WE’RE RECRUITING ROLES NOW – FIND OUT MORE

News and Blogs

Housing Sector Crisis: Does Allowing Supported Living Providers to Supply Both Support and Home Set a Dangerous Precedent?

In the current housing landscape, the demand far outstrips the supply, especially for vulnerable members of the community. Local authorities find themselves overwhelmed with requests to accommodate individuals with learning disabilities, autism, and challenging behaviours. Whether due to a young adult wanting to leave the family home, previous placement failures, or transitioning from a hospital setting, these individuals urgently require suitable housing.

The shortage of accessible housing has forced local authorities to explore alternative methods. One such avenue involves supported living providers, who not only offer homes but also provide the necessary support services.

Providing Both Support and Home

Supported living providers with their own housing stock often expedite the transition period, which is crucial for those leaving failed placements or hospital settings. This dual provision facilitates quicker community integration, benefiting the individual, the local authority, and the supported living provider. So what’s the problem?

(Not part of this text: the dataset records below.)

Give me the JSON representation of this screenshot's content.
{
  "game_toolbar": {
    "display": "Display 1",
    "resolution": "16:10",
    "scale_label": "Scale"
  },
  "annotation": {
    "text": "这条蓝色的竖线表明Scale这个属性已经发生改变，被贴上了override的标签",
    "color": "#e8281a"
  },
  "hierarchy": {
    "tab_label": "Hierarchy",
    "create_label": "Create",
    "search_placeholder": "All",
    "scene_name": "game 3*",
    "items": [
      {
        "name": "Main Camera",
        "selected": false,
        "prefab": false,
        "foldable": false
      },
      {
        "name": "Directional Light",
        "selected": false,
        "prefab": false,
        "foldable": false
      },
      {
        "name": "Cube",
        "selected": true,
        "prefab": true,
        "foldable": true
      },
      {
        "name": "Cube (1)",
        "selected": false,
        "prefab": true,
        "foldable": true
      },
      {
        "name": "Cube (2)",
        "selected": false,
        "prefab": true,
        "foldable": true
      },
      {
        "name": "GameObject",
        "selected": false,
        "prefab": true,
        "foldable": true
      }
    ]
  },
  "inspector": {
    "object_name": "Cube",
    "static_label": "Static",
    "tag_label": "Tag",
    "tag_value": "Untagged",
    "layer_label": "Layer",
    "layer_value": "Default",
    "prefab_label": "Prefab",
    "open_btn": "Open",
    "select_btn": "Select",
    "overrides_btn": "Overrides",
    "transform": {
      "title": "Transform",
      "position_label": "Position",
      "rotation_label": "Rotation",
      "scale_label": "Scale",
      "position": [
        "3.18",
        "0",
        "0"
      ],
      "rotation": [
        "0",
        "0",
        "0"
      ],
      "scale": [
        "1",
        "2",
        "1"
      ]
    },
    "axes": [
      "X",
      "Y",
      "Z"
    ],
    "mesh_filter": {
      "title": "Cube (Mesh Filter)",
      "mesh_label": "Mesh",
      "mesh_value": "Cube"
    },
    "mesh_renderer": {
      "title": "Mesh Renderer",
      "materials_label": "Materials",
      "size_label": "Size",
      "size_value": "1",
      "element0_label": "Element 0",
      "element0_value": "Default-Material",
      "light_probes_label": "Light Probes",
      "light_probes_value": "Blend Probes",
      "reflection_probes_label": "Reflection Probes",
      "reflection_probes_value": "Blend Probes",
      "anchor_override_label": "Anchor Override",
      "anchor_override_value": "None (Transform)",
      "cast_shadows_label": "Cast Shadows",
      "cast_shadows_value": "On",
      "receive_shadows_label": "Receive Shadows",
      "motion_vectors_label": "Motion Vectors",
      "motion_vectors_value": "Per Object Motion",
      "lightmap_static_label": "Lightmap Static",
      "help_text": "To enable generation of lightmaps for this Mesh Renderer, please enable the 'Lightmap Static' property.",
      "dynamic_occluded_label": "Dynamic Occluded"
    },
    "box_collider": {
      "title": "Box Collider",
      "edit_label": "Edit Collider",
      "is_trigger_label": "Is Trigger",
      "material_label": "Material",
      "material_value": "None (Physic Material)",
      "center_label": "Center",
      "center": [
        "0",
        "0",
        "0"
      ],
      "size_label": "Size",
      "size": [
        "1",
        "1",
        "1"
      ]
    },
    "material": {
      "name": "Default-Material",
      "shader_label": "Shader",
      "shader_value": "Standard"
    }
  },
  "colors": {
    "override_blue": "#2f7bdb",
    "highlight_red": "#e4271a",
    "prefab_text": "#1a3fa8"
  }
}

Filling the Void

Providers with their own properties frequently contend with voids—empty rooms within houses shared by individuals with similar (or dissimilar) disabilities. These spaces might lack personalisation and never truly feel like a home. The critical question arises: What if the individual is dissatisfied with the support while living in a home provided by the same company?

No Separation

When a support provider is responsible for both the support and the home, any issues with one aspect could result in the individual losing both, raising concerns about continuity and stability. Will the individual fear losing their home, and feel unable to speak up about inadequate care? Other concerns could be:

  • Poor practice could be ignored by the purchaser due to the risk of notice being given to both the care and the property, 
  • Inadequately trained providers may win the contract because they have the housing and not because they have the skillsets to provide the correct support and care,
  • The property is often not designed for the person, but is a ‘stock’ property and therefore not bespoke, 
  • Sometimes the mixing of different people with complex needs in a property can create new complexities and risk.

Reach Standards

The adherence to Reach standards, a set of nine voluntary standards established by Paradigm, becomes pivotal in such scenarios. Local authorities, driven by the urgency to secure housing, might inadvertently compromise these standards, potentially jeopardising the individual’s choices and rights.

Exploring Solutions

Housing associations emerge as a potential middle-ground solution. Free from conflicts of interest with support providers, they offer a secure home without the risk of losing it if support is discontinued. However, the challenge lies in determining who signs the lease—local authorities or support providers?

Some support providers find themselves burdened with void agreements, making them financially liable even if the individual moves elsewhere. Housing associations remain a viable option, provided the responsibility for voids doesn’t fall on supported living providers.

Another alternative involves local authorities utilising their housing stock to accommodate society’s most vulnerable.

Conclusion

To uphold national standards, it’s essential that a supported living provider, responsible for providing support, should not directly own the property. Addressing the shortage of quality housing for those with long-term disabilities requires a collaborative, creative effort from all involved in an individual’s care. There’s no quick fix, but urgent attention to housing needs can bring us closer to a solution.

More from our blog

Contact Us to find out more

Make an enquiry and a member of our friendly team can talk you through our Support Living service. 

Learn more about our model

Our Model is made up of six key areas that deliver person-centric, relationship-guided support.